Focus on cruise safety for the 2021 season
‘Our current focus remains on public health,’ said Port of Seattle Executive Director Steve Metruck. ‘We continue to work with public health partners and cruise stakeholders to determine the enhanced procedures that will make our cruise passenger terminals and facilities safe for the community, passengers and crew in 2021.’
Metruck added: ‘The last two decades of growth indicate that there is durable demand for Seattle cruises. When we can, we will convert that demand into more business opportunities and jobs for our region.’
The estimated $200m facility would entail a $100m investment from the port and the balance from a partner.
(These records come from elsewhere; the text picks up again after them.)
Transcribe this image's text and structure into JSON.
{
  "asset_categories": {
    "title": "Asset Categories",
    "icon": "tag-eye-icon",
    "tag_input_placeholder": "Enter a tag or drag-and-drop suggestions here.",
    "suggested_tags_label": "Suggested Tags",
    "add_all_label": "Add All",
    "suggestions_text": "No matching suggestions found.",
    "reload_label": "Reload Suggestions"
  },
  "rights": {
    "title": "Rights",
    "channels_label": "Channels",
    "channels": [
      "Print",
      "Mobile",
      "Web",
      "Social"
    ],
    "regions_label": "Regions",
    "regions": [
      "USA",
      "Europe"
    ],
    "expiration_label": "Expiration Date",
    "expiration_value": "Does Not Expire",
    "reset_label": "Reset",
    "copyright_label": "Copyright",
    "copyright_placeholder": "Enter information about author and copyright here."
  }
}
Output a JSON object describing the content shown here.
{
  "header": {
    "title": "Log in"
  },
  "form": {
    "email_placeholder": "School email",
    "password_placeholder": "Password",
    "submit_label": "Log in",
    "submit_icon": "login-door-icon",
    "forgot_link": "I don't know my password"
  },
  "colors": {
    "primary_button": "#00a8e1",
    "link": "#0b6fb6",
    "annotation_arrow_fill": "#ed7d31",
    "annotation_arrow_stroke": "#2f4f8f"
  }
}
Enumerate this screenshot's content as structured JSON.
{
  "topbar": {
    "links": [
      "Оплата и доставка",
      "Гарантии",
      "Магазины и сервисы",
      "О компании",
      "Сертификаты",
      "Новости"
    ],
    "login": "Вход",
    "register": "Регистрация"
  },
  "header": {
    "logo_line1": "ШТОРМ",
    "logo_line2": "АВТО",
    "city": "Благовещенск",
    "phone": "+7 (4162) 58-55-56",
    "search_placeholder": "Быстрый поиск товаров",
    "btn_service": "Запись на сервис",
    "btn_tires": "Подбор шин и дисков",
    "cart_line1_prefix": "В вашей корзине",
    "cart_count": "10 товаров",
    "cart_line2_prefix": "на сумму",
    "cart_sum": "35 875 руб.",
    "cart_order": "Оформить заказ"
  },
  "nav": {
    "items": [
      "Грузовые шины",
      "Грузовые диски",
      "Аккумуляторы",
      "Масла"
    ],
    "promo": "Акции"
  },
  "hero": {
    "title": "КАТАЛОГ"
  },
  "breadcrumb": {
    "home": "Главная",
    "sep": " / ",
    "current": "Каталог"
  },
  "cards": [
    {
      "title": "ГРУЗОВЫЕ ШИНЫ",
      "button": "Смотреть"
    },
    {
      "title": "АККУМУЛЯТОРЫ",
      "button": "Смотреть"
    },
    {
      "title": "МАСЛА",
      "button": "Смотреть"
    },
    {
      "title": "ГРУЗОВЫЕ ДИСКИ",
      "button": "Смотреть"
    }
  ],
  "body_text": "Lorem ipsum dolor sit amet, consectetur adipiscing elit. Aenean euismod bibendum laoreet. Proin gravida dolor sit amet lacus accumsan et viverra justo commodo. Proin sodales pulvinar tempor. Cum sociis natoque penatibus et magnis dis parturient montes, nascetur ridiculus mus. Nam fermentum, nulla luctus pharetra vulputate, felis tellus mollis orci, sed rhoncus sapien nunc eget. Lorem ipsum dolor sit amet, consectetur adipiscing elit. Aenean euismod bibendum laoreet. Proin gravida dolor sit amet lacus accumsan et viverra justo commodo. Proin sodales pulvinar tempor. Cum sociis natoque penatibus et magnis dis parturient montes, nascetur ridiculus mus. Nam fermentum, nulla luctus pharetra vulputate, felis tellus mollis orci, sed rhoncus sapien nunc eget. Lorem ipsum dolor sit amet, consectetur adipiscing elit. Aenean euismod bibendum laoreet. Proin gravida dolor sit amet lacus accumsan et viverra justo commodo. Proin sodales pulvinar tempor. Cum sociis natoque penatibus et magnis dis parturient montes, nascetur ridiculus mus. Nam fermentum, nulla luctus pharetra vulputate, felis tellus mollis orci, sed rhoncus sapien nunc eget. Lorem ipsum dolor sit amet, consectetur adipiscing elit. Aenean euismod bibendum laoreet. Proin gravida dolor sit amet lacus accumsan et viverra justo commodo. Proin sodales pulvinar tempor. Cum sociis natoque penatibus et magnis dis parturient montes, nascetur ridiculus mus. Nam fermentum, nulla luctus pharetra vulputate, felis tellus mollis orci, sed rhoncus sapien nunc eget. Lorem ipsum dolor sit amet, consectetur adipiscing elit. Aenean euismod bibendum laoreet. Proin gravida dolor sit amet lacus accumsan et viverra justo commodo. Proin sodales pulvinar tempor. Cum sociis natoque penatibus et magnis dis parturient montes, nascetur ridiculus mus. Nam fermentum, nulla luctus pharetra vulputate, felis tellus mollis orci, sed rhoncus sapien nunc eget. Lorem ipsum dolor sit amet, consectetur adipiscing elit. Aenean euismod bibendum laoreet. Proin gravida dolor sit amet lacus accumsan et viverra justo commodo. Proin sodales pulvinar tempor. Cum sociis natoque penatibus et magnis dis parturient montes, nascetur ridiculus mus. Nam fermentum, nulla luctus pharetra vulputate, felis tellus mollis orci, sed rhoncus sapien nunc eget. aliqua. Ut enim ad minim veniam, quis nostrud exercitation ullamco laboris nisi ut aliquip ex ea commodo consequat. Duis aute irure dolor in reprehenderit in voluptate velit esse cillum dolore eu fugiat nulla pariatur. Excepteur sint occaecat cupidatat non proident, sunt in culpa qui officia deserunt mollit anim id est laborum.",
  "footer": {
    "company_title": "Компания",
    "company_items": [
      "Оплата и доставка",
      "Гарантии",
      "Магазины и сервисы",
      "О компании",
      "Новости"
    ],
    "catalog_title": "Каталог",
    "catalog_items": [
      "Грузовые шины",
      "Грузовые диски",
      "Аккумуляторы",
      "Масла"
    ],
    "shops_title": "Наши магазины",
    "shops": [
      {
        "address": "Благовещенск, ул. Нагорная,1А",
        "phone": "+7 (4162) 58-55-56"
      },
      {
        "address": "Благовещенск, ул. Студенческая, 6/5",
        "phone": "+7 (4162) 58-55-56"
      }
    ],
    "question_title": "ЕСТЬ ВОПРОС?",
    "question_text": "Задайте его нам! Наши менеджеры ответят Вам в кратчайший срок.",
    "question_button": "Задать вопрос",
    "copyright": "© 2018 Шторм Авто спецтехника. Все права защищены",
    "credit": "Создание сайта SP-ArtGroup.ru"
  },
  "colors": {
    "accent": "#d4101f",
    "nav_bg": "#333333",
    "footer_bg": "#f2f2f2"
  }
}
Entities that had been shortlisted were Cruise Industry Leaders Group (Royal Caribbean Group, MSC Cruises, Carnival Corp. and SSA Marine, a subsidiary of Carrix), Global Ports Holding and Civil & Building North America, and Ports America with Jacobs Engineering Group.
2020 had been forecast as a record cruise season
Cruising has become an integral leading business line for the port and an important part of the region’s maritime and regional economies. Prior to the COVID-19 pandemic, Seattle was forecasting a record 2020 with 233 cruise calls. This would have entailed an estimated 1.3m revenue passengers.
According to the port, cruising supports 5,500 jobs and provides nearly $900m in economic activity for the region.
On the environmental front, the expansion plans had faced some scrutiny during public scoping meetings, which led to additional environmental elements being added to the RFP.
Seattle is the only North American homeport with a voluntary clean water agreement with cruise lines and state regulators. On the shore side, more than 80% of the cargo-handling equipment at the cruise terminals is powered by clean fuel technology. An early adopter of clean electric shore power for ships at berth, the port provides hookups at two cruise berths at Terminal 91. Through its clean waterfront electrification strategy, the port is committed to expanding clean energy to more terminals throughout the harbor.
Alaska market had been booming
Prior analysis of the cruise market and ship deployment supported the need for a fourth berth to meet the strong demand for Alaska cruises.
A homeport facility requires a deep-water berth, a building to process passengers, a ground transportation area, long-term parking for passengers, associated utilities and connection to the local transportation system.
The port said it and the Northwest Seaport Alliance, which manages Terminal 46, will continue with prior projects to make the facility more sustainable and durable for long-term general maritime use, including installing stormwater treatment infrastructure and rehabilitating the dock. Vessel berthing and maritime support will continue on the terminal.
The port added it will prepare a recommendation for the cruise terminal project when there is greater certainty about cruise demand.